Admit it, even if you could care less as to the arrival date for the PS3, you must be at least a little curious as to what the deal is with the famed Cell Processor?
“I’m an IBMer,” began Hofstee, chief architect of Cell. “There were a lot of IBMers on the project. It was done here in Austin, at the IBM campus…But it really was Sony, and Ken Kutaragi that was the driver for this project.
“And he spent quite a bit of money on it. $400 million for a processor…this is about as serious as it gets,” said Hofstee.
“Remarkably,” Hofstee responded to a question about size, “this chip is almost exactly the same size, in square millimeters, as the first chip that went into the PlayStation2. That’s about as explicit an answer as I can give you.”
He added, “My dream is that everyone who has a PlayStation can start programming with Cell. But, Hofstee also pointed out, “I think the biggest problem is to find ways to make it effective for the programmers.”
“With game processors,” Hofstee noted, “Because of the economics of how game systems seems to have worked in the past – you always have to wait and see if it works that way going forward – is that game developers get a stable platform for five or six years. And because that is sort of how it works, there is a big focus on chip size and power and cost reduction over that period.”
Next-Gen asked Hofstee how he felt, as a scientist, developing technology for games. “I think games are an interesting application area, but quite clearly, Cell is not just for games. There are many other areas it can be used. Games are the thing that inspired us to do it.”

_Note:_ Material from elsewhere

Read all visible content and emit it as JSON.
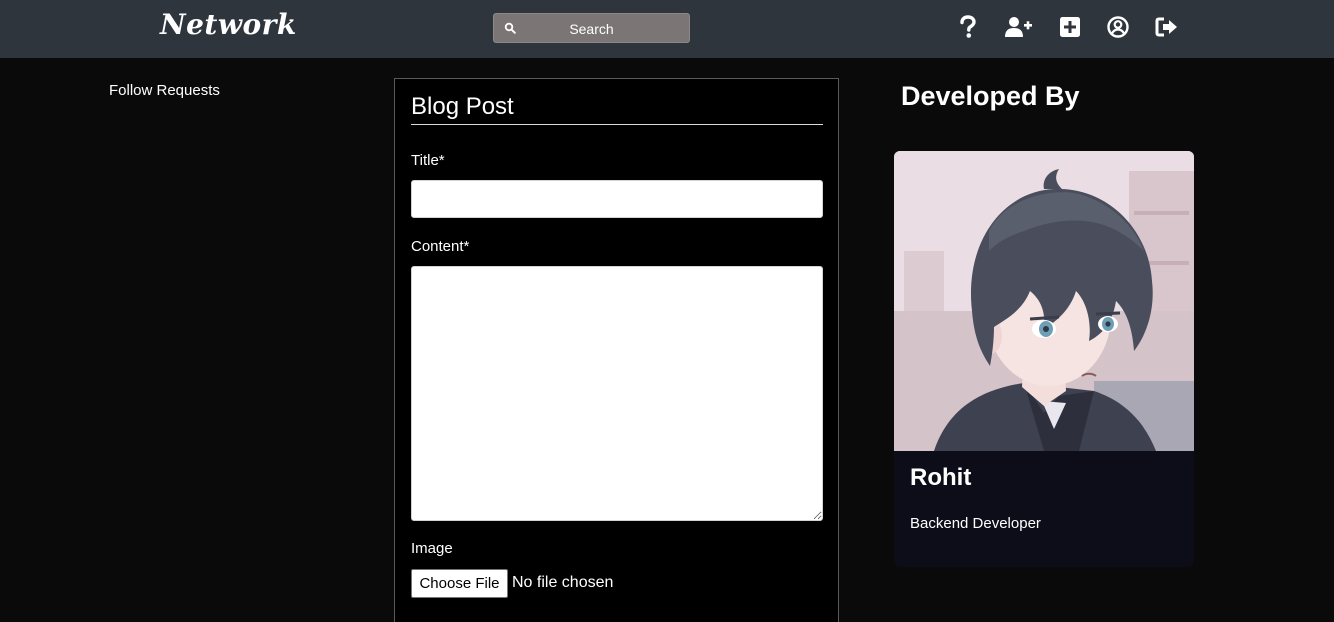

Next-Gen also mentioned the “pain in my ass,” quote by John Carmack, in reference to developing for the cell processor. “I think whenever you have competing platforms,” Hofstee responded, “There are people who really like one platform vs. the other. I’m not sure I agree with…he didn’t give me very many reasons why he feels that way. I got the impression that he’s just someone who likes PCs more.” Source: Next Generation Biz
[tags]ps3,cell processor,next-gen,competing platforms[/tags]